Wearing a T-shirt with the words "property of Jesus," the Rev. Gary Haines asked the County Commission on Tuesday to waive permit and impact fees for his homeless shelter. Haines told commissioners he spends all his money feeding and housing homeless people in his mobile home in Homosassa. "I don't have it to pay for the impact fees," he said.
But the County Commission turned down his request, saying he needed to comply with the rules of the county.
"Your aims are great," said Commissioner Wayne Weaver, "but I do have a problem with not complying with regulations."
County inspectors cited Haines last month for having two mobile homes on his property and operating a shelter without zoning approval.
"One of the reasons we have fees for permits is for inspections," said Commissioner Skip Hudson. "We need to know there are proper sanitary facilities, that your electrical (system) is hooked up. We need to make sure the conditions these people live in are adequate."
Hudson suggested that Haines hold a fund-raiser to collect donations to pay the fees, which could be more than $4,000 for two mobile homes and a log-house Haines wants to construct.
"Will you help?" Haines asked.
"Yes, we'll help," Hudson said, then added, "I don't know whether you're legitimate."
For about 45 minutes, commissioners questioned Haines about his operation, called Adult Children Temporary Shelters Inc. (ACTS).
Commissioner Hank Cohen, citing news reports that Haines' shelters in Iowa were cited for unsanitary conditions, said ACTS did not seem to have a very good track record.
But Haines said he had distributed 1-million pounds of food to the needy and housed 10,000 people while he was in Iowa.
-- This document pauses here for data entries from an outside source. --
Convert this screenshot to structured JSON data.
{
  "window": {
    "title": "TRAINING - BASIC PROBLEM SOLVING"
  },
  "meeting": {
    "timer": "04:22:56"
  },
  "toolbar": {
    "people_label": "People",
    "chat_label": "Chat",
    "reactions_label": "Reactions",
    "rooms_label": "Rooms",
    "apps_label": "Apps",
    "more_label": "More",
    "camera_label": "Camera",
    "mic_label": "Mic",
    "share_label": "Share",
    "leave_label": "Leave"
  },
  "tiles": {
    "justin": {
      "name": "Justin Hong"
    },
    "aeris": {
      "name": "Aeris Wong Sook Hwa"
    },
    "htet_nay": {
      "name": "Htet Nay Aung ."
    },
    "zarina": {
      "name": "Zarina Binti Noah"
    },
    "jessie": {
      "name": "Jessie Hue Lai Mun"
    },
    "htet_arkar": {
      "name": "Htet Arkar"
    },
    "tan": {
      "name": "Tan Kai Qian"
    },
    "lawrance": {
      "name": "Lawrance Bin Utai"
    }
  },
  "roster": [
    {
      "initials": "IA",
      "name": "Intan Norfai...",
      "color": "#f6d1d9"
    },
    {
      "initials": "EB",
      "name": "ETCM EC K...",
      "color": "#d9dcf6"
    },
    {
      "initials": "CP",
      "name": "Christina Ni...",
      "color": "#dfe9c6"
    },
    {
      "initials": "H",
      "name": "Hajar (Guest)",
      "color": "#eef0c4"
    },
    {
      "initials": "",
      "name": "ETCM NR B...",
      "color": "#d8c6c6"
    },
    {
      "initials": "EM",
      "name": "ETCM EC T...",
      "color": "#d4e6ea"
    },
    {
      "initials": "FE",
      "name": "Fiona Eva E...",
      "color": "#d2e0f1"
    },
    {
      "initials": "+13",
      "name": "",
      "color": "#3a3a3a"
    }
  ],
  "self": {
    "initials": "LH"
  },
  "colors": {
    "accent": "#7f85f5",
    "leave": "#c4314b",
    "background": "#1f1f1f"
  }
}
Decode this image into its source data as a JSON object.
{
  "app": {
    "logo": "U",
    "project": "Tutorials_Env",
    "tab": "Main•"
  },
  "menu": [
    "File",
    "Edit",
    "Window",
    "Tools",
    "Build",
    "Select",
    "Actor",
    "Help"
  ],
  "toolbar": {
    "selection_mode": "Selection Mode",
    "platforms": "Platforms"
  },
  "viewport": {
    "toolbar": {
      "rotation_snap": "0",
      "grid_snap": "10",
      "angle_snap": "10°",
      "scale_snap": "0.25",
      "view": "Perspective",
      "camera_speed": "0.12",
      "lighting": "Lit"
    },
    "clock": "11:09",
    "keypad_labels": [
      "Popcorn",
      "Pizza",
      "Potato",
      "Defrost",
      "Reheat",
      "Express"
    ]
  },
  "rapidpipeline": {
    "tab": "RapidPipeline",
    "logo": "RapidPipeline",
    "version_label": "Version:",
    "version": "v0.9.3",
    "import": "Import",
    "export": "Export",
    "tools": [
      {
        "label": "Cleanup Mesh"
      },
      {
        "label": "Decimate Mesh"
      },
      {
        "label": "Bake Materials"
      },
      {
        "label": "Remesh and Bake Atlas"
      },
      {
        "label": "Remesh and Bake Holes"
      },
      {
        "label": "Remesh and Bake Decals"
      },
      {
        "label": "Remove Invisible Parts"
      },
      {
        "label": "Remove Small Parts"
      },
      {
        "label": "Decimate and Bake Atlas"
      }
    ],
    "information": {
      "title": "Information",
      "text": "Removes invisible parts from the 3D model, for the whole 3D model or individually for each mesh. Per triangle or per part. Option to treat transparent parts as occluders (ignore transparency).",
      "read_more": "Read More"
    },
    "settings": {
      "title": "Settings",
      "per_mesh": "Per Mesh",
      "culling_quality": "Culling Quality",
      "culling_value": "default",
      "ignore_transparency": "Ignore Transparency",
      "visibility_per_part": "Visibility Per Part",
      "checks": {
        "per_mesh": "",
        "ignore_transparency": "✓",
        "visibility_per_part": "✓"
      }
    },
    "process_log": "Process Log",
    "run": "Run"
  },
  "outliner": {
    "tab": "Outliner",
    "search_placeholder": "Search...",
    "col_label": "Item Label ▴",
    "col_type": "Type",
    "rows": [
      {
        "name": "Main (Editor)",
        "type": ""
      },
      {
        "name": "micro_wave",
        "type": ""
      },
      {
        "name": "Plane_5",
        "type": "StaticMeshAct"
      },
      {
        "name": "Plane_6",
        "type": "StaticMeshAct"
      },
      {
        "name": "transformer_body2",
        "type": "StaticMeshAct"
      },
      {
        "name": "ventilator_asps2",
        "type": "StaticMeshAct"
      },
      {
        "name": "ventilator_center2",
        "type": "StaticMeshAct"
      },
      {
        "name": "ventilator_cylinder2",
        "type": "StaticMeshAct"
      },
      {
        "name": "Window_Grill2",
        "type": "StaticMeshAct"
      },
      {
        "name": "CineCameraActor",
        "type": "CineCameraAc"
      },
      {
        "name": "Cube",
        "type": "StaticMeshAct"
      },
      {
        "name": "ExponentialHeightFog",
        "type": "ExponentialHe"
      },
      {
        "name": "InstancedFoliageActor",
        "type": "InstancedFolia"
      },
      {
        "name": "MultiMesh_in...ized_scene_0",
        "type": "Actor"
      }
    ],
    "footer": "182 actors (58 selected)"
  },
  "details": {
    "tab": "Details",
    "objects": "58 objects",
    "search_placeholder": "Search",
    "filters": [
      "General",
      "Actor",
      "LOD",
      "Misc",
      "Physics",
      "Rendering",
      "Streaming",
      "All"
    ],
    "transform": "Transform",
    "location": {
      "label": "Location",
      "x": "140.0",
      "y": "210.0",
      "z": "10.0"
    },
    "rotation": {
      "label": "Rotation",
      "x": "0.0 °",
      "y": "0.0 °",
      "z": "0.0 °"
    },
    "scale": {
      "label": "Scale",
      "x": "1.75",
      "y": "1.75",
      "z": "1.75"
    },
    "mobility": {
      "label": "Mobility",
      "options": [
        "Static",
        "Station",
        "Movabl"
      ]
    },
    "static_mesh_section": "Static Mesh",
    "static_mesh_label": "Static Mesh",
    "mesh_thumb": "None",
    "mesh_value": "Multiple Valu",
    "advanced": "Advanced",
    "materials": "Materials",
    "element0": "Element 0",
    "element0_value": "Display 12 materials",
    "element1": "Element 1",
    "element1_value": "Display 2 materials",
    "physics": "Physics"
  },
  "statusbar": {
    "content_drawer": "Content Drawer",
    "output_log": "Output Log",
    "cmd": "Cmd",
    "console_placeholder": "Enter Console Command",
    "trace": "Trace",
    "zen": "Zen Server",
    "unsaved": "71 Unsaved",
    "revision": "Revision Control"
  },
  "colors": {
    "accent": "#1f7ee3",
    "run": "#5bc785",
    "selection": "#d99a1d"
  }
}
Haines said he prompted the government to begin its program of distributing surplus cheese.
Haines said he had been praised in the Congressional Record. "Getting into the Congressional Record is not the hardest thing in the world," Cohen said.
Inverness resident Cynthia Cino chided the commission for not helping ACTS. "I believe in zoning laws, but I've also seen them bent for the guy with the big wallet," she said.
In a separate hearing, Hernando resident John Shackelford asked the commission for help in assisting low-income and medically needy people, particularly those who earn too much to qualify for government assistance.
Shackelford said the county needs to help assess the dimensions of the problem and find the money for helping those in need.
Weaver said that in Citrus County, the United Way, Citrus United Basket, the Salvation Army, Daystar Life Center, Citrus County Abuse Shelter Association and the St. Vincent de Paul Society help low-income people. "I'm delighted with what the county has done," he said.
The commission suggested Shackelford meet with Jane Harling, the county director of community services, to find out what programs are in place.
In other business Tuesday, the commission voted to place a street light at U.S. 41 and Inverness Boulevard. Though county staff said the light was not needed and there had been no accidents there in the past year, Bill Gilkes appeared before the commission three times asking that it be installed.
"We're talking about spending 13 bucks a months," Hudson said. "Anyone who has been that persistent deserves to have something done."
Cohen and Wilbur Langley voted against Hudson's motion.